Day 3: June 23

We were already on the Strzelecki track before the sun rose on June 23 and at our first stop in the stony desert interspersed with low hills and vegetated creek beds we found Rufous Fieldwren singing from a bush and a pair of Thick-billed Grasswrens posing perfectly on a dead branch. From the vehicle we spotted a family of Cinnamon Quail-thrush which came to within metres of the vehicle. We set off on the Strzelecki track, birding wherever there were birds, picking up flocks of Zebra Finches, Budgerigars and Cockatiels in many places. A secluded valley in between the white sand dunes kept us busy for hours as we watched two pairs of Letter-winged Kite at their nest tree. Present also were Eyrean Grasswren, Rufous Songlark, Crimson and Orange Chat, Banded Whiteface, Brown Falcon and Black-shouldered Kite. On a stony patch of gibber we encountered two pairs of Gibberbird. One of the males was singing, which I have rarely heard, and they were all highly agitated until one pair mated. At the same site were four Inland Dotterels showing well. At Montecollina Bore things were quiet with the only notable sightings being White-backed Swallows and one immature Nankeen Night-heron at the bore.

Day 4: June 24

The next day,  we searched for Chestnut-breasted Whiteface and found these after about half an hour. They were singing and generally showing perfectly in the calm, sunny weather. We then set off onto the Birdsville track. Here the Coopers Creek had flooded for the first time in 20 years and we had to cross it using the ferry which had been out of action for the same amount of time. It got us across safely and we arrived at Mungerannie after flushing another Gibberbird. At the wetland a pair of Brolga was walking around with two young; we set off exploring a nearby sand dune where among a large flock of Crimson and Orange Chats we found two Banded Whitefaces. A Brown Falcon was roosting atop a dead tree as the sun went down.

Day 5: June 25

We set off very early the next morning for a big day birding along the Birdsville. Just after sunrise we arrived at our first stop, a flooded swamp, where the constant chatter of ibis and spoonbill rookeries provided a background chorus to the crippling views of Grey Grasswren sitting atop lignum bushes in the foreground.

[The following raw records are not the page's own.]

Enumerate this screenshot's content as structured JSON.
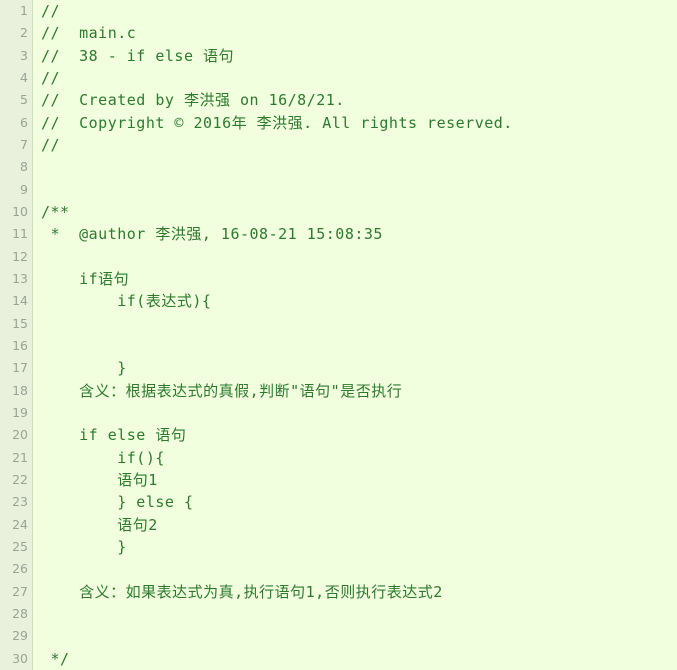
{
  "editor": {
    "language": "c",
    "total_lines": 30,
    "colors": {
      "background": "#f1ffdf",
      "gutter_background": "#e9f1dd",
      "gutter_separator": "#cfdcc0",
      "line_number": "#9aa394",
      "comment_text": "#2d7a2d"
    },
    "lines": [
      {
        "number": "1",
        "text": "//"
      },
      {
        "number": "2",
        "text": "//  main.c"
      },
      {
        "number": "3",
        "text": "//  38 - if else 语句"
      },
      {
        "number": "4",
        "text": "//"
      },
      {
        "number": "5",
        "text": "//  Created by 李洪强 on 16/8/21."
      },
      {
        "number": "6",
        "text": "//  Copyright © 2016年 李洪强. All rights reserved."
      },
      {
        "number": "7",
        "text": "//"
      },
      {
        "number": "8",
        "text": ""
      },
      {
        "number": "9",
        "text": ""
      },
      {
        "number": "10",
        "text": "/**"
      },
      {
        "number": "11",
        "text": " *  @author 李洪强, 16-08-21 15:08:35"
      },
      {
        "number": "12",
        "text": ""
      },
      {
        "number": "13",
        "text": "    if语句"
      },
      {
        "number": "14",
        "text": "        if(表达式){"
      },
      {
        "number": "15",
        "text": ""
      },
      {
        "number": "16",
        "text": ""
      },
      {
        "number": "17",
        "text": "        }"
      },
      {
        "number": "18",
        "text": "    含义：根据表达式的真假,判断\"语句\"是否执行"
      },
      {
        "number": "19",
        "text": ""
      },
      {
        "number": "20",
        "text": "    if else 语句"
      },
      {
        "number": "21",
        "text": "        if(){"
      },
      {
        "number": "22",
        "text": "        语句1"
      },
      {
        "number": "23",
        "text": "        } else {"
      },
      {
        "number": "24",
        "text": "        语句2"
      },
      {
        "number": "25",
        "text": "        }"
      },
      {
        "number": "26",
        "text": ""
      },
      {
        "number": "27",
        "text": "    含义：如果表达式为真,执行语句1,否则执行表达式2"
      },
      {
        "number": "28",
        "text": ""
      },
      {
        "number": "29",
        "text": ""
      },
      {
        "number": "30",
        "text": " */"
      }
    ]
  }
}
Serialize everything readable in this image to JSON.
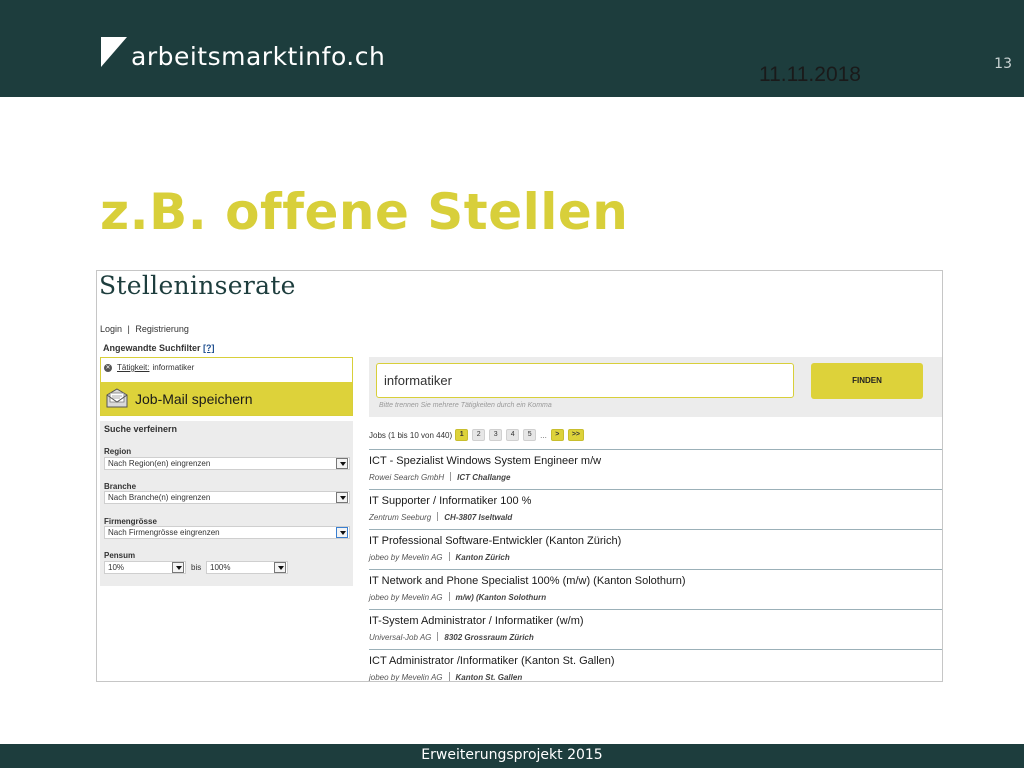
{
  "header": {
    "logo_text": "arbeitsmarktinfo.ch",
    "date": "11.11.2018",
    "page_number": "13",
    "colors": {
      "band": "#1d3d3d",
      "accent": "#d8cf3a"
    }
  },
  "slide": {
    "title": "z.B. offene Stellen"
  },
  "screenshot": {
    "title": "Stelleninserate",
    "auth": {
      "login": "Login",
      "separator": "|",
      "register": "Registrierung"
    },
    "applied_filters": {
      "heading": "Angewandte Suchfilter",
      "help": "[?]",
      "filter_label": "Tätigkeit:",
      "filter_value": "informatiker",
      "jobmail_button": "Job-Mail speichern"
    },
    "refine": {
      "heading": "Suche verfeinern",
      "region_label": "Region",
      "region_value": "Nach Region(en) eingrenzen",
      "branche_label": "Branche",
      "branche_value": "Nach Branche(n) eingrenzen",
      "firm_label": "Firmengrösse",
      "firm_value": "Nach Firmengrösse eingrenzen",
      "pensum_label": "Pensum",
      "pensum_from": "10%",
      "pensum_bis": "bis",
      "pensum_to": "100%"
    },
    "search": {
      "value": "informatiker",
      "button": "FINDEN",
      "hint": "Bitte trennen Sie mehrere Tätigkeiten durch ein Komma"
    },
    "pager": {
      "count": "Jobs (1 bis 10 von 440)",
      "pages": [
        "1",
        "2",
        "3",
        "4",
        "5"
      ],
      "ellipsis": "...",
      "next": ">",
      "last": ">>"
    },
    "jobs": [
      {
        "title": "ICT - Spezialist Windows System Engineer m/w",
        "company": "Rowei Search GmbH",
        "location": "ICT Challange"
      },
      {
        "title": "IT Supporter / Informatiker 100 %",
        "company": "Zentrum Seeburg",
        "location": "CH-3807 Iseltwald"
      },
      {
        "title": "IT Professional Software-Entwickler (Kanton Zürich)",
        "company": "jobeo by Mevelin AG",
        "location": "Kanton Zürich"
      },
      {
        "title": "IT Network and Phone Specialist 100% (m/w) (Kanton Solothurn)",
        "company": "jobeo by Mevelin AG",
        "location": "m/w) (Kanton Solothurn"
      },
      {
        "title": "IT-System Administrator / Informatiker (w/m)",
        "company": "Universal-Job AG",
        "location": "8302 Grossraum Zürich"
      },
      {
        "title": "ICT Administrator /Informatiker (Kanton St. Gallen)",
        "company": "jobeo by Mevelin AG",
        "location": "Kanton St. Gallen"
      }
    ]
  },
  "footer": {
    "text": "Erweiterungsprojekt 2015"
  }
}
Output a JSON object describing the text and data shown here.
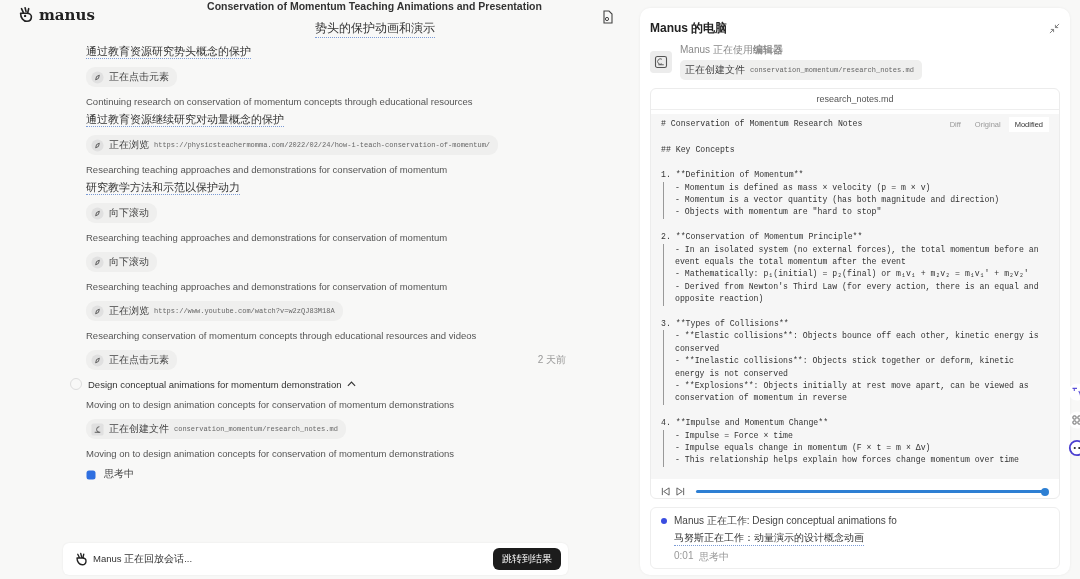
{
  "header": {
    "logo": "manus",
    "title": "Conservation of Momentum Teaching Animations and Presentation",
    "subtitle": "势头的保护动画和演示"
  },
  "feed": [
    {
      "kind": "text",
      "translation": "通过教育资源研究势头概念的保护"
    },
    {
      "kind": "browse_action",
      "label": "正在点击元素"
    },
    {
      "kind": "text",
      "text": "Continuing research on conservation of momentum concepts through educational resources",
      "translation": "通过教育资源继续研究对动量概念的保护"
    },
    {
      "kind": "browse_action",
      "label": "正在浏览",
      "detail": "https://physicsteachermomma.com/2022/02/24/how-i-teach-conservation-of-momentum/"
    },
    {
      "kind": "text",
      "text": "Researching teaching approaches and demonstrations for conservation of momentum",
      "translation": "研究教学方法和示范以保护动力"
    },
    {
      "kind": "browse_action",
      "label": "向下滚动"
    },
    {
      "kind": "text",
      "text": "Researching teaching approaches and demonstrations for conservation of momentum"
    },
    {
      "kind": "browse_action",
      "label": "向下滚动"
    },
    {
      "kind": "text",
      "text": "Researching teaching approaches and demonstrations for conservation of momentum"
    },
    {
      "kind": "browse_action",
      "label": "正在浏览",
      "detail": "https://www.youtube.com/watch?v=w2zQJ83M18A"
    },
    {
      "kind": "text",
      "text": "Researching conservation of momentum concepts through educational resources and videos"
    },
    {
      "kind": "browse_action",
      "label": "正在点击元素",
      "time": "2 天前"
    },
    {
      "kind": "step",
      "title": "Design conceptual animations for momentum demonstration",
      "checked": false,
      "expanded": true
    },
    {
      "kind": "text",
      "text": "Moving on to design animation concepts for conservation of momentum demonstrations"
    },
    {
      "kind": "edit_action",
      "label": "正在创建文件",
      "detail": "conservation_momentum/research_notes.md"
    },
    {
      "kind": "text",
      "text": "Moving on to design animation concepts for conservation of momentum demonstrations"
    },
    {
      "kind": "thinking",
      "label": "思考中"
    }
  ],
  "playback": {
    "text": "Manus 正在回放会话...",
    "button": "跳转到结果"
  },
  "computer": {
    "title": "Manus 的电脑",
    "status": "Manus 正在使用**编辑器**",
    "action": "正在创建文件",
    "path": "conservation_momentum/research_notes.md",
    "editor": {
      "filename": "research_notes.md",
      "first_line": "# Conservation of Momentum Research Notes",
      "tabs": [
        {
          "label": "Diff",
          "selected": false
        },
        {
          "label": "Original",
          "selected": false
        },
        {
          "label": "Modified",
          "selected": true
        }
      ],
      "sections": [
        {
          "kind": "heading",
          "text": "## Key Concepts"
        },
        {
          "kind": "list",
          "heading": "1. **Definition of Momentum**",
          "bullets": [
            "- Momentum is defined as mass × velocity (p = m × v)",
            "- Momentum is a vector quantity (has both magnitude and direction)",
            "- Objects with momentum are \"hard to stop\""
          ]
        },
        {
          "kind": "list",
          "heading": "2. **Conservation of Momentum Principle**",
          "bullets": [
            "- In an isolated system (no external forces), the total momentum before an event equals the total momentum after the event",
            "- Mathematically: p₁(initial) = p₂(final) or m₁v₁ + m₂v₂ = m₁v₁' + m₂v₂'",
            "- Derived from Newton's Third Law (for every action, there is an equal and opposite reaction)"
          ]
        },
        {
          "kind": "list",
          "heading": "3. **Types of Collisions**",
          "bullets": [
            "- **Elastic collisions**: Objects bounce off each other, kinetic energy is conserved",
            "- **Inelastic collisions**: Objects stick together or deform, kinetic energy is not conserved",
            "- **Explosions**: Objects initially at rest move apart, can be viewed as conservation of momentum in reverse"
          ]
        },
        {
          "kind": "list",
          "heading": "4. **Impulse and Momentum Change**",
          "bullets": [
            "- Impulse = Force × time",
            "- Impulse equals change in momentum (F × t = m × Δv)",
            "- This relationship helps explain how forces change momentum over time"
          ]
        }
      ]
    },
    "player": {
      "level": 1
    },
    "activity": {
      "text": "Manus 正在工作: Design conceptual animations fo",
      "translation": "马努斯正在工作：动量演示的设计概念动画",
      "time": "0:01",
      "state": "思考中"
    }
  }
}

A flock of Australian Pratincoles flew over as a dingo was sniffing around the car, and more Budgies and Cockatiels flew over. We were very fortunate to find a Grey Falcon sitting next to a nest on a tower, and observed this highly sought-after, yet seldom found, bird for a long time. On the way back to Mungerannie we checked another sand dune and sure enough, found another Eyrean Grasswren. At one site where there was a flowing creek with a sand dune next to it a party of migrating White-winged Trillers had found a pleasant rest stop, along with Rufous Songlarks, more chats and a Black Honeyeater.

Day 6: June 26

The last morning in the desert and checking another sand dune we found a pair of Eyrean Grasswren showing very well perched atop a bush while singing. It was then time to head back to “civilization”, after a 1.5 hour wait at the ferry (it only takes one car at a time) which we didn’t mind as it allowed us to bird the inundated areas, where over 500 Gull-billed Terns were foraging. More chats, Zebra Finches, Budgies and the odd Nankeen Night-heron were found, and a curry for dinner in Pt Augusta made a welcome change from 4 nights of meat and fries.

Day 7: June 27

The last day of the tour  saw us birding around a frosty Pt Augusta which yielded many Redthroats, a Black-eared Cuckoo, Chirruping Wedgebills, Little Eagle and Banded Stilt. Closer to Adelaide, we finished off the tour with close-up views of Slender-billed Thornbill. All in all, the participants agreed that it had been a highly successful tour – birding doesn’t get much better than this.